··· PROVIDED RECORDS ···

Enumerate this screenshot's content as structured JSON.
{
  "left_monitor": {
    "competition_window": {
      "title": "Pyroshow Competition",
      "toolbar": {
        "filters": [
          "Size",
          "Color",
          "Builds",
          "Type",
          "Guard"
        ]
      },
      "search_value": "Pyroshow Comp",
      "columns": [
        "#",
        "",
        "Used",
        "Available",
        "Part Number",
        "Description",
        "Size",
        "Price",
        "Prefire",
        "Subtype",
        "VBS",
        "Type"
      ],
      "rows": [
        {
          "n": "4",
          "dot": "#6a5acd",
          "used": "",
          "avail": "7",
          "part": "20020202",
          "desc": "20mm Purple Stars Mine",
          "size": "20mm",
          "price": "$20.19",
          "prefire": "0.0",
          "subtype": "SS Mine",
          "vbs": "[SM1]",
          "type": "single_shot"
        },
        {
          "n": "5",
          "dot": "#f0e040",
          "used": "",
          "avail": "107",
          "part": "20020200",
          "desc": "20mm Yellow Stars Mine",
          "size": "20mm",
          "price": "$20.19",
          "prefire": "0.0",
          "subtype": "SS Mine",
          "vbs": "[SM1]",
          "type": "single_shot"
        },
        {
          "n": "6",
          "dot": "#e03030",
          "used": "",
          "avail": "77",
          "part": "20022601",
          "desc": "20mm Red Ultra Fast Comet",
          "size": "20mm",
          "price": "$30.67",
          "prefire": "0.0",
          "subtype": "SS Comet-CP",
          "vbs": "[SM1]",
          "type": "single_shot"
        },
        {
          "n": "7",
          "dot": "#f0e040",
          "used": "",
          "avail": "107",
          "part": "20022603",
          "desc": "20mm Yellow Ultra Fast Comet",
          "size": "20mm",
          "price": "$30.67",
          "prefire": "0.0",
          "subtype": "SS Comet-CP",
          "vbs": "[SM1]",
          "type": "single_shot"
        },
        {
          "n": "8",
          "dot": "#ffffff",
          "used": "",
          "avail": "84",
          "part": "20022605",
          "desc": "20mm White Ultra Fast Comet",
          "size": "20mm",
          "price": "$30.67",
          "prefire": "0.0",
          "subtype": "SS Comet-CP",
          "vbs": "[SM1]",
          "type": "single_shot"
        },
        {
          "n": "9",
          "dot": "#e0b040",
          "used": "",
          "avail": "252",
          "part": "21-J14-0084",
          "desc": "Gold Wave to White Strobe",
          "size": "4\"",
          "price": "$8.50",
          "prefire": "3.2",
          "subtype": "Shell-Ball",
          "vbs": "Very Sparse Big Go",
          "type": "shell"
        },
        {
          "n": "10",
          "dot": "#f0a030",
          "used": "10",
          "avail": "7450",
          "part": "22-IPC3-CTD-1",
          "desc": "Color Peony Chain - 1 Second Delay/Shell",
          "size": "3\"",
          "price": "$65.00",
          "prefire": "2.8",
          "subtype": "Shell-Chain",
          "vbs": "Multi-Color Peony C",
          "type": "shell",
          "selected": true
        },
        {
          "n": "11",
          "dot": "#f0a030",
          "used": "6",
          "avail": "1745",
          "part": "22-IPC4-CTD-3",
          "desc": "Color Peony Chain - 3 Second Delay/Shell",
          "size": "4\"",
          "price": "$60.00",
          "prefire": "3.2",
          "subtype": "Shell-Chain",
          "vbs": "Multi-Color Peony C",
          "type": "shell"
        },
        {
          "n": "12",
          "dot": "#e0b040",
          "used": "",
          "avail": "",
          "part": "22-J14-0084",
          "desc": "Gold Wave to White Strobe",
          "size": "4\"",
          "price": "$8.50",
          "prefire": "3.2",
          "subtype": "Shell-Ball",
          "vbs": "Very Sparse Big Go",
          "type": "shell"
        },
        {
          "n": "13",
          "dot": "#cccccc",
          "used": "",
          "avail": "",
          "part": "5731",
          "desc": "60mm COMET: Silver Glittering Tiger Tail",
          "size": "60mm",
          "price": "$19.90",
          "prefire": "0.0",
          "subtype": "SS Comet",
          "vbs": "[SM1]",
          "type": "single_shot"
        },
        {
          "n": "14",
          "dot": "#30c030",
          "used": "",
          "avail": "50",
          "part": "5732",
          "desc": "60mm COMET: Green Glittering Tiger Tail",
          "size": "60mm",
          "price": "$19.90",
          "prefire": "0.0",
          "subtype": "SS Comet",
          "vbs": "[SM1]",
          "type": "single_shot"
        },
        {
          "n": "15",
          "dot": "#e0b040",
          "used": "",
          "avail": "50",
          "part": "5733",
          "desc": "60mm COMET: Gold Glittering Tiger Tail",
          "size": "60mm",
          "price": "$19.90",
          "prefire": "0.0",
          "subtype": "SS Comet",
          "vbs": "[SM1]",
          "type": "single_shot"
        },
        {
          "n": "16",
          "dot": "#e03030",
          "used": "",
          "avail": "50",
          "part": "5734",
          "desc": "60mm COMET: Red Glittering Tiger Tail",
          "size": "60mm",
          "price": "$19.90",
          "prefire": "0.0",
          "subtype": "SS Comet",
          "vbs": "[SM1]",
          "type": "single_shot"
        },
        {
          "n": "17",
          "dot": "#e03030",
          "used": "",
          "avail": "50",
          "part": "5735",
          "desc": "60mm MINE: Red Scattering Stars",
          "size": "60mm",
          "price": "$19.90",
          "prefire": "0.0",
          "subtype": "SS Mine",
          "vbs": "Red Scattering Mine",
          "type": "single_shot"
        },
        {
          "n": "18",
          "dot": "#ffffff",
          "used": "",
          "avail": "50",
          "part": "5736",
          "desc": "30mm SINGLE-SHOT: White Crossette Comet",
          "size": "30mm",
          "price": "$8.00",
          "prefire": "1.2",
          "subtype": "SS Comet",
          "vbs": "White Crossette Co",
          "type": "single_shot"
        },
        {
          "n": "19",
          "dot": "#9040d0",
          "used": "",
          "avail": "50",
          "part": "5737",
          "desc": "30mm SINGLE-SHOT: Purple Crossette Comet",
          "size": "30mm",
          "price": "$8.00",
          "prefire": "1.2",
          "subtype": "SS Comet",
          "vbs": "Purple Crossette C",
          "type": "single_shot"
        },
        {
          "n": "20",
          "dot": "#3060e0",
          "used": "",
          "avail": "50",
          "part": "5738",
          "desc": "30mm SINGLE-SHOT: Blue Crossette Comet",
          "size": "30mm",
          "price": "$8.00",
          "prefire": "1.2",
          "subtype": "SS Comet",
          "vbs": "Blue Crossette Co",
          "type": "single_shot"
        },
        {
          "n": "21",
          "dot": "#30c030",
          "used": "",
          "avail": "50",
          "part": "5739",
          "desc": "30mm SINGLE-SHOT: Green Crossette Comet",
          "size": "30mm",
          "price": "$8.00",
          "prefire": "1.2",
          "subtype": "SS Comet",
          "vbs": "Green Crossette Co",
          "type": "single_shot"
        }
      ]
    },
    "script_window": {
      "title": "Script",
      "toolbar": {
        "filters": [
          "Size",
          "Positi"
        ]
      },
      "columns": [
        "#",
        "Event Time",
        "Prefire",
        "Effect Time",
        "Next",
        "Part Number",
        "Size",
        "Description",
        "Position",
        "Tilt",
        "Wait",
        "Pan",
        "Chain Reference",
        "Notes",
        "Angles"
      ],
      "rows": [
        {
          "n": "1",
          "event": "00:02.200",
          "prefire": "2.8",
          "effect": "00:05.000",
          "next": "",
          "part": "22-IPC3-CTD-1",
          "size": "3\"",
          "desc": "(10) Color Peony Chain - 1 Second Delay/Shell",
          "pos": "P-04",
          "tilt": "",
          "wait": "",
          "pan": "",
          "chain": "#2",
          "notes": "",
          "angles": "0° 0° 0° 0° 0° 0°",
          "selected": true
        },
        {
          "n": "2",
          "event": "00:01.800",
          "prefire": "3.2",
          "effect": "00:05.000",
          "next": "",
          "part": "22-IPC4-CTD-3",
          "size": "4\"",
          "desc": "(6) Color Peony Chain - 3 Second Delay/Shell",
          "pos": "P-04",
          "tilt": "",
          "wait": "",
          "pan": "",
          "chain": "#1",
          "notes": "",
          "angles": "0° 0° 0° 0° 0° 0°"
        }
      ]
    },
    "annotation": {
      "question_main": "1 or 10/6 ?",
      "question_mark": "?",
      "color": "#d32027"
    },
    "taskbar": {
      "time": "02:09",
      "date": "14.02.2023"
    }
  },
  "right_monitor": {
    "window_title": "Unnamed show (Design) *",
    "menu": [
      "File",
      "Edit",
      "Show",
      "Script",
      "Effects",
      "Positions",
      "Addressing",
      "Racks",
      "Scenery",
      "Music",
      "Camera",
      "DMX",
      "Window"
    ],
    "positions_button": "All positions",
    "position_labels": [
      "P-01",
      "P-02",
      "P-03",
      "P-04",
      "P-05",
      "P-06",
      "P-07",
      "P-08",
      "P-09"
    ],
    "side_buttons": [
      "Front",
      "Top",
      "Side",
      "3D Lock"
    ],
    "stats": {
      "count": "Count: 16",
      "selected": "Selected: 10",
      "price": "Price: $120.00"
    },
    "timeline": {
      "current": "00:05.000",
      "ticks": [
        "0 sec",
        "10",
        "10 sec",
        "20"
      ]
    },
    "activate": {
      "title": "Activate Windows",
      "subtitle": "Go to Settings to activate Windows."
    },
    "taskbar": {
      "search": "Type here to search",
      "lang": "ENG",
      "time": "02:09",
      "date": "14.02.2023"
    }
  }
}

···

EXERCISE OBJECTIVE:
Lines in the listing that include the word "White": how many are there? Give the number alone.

WRITTEN SOLUTION:
5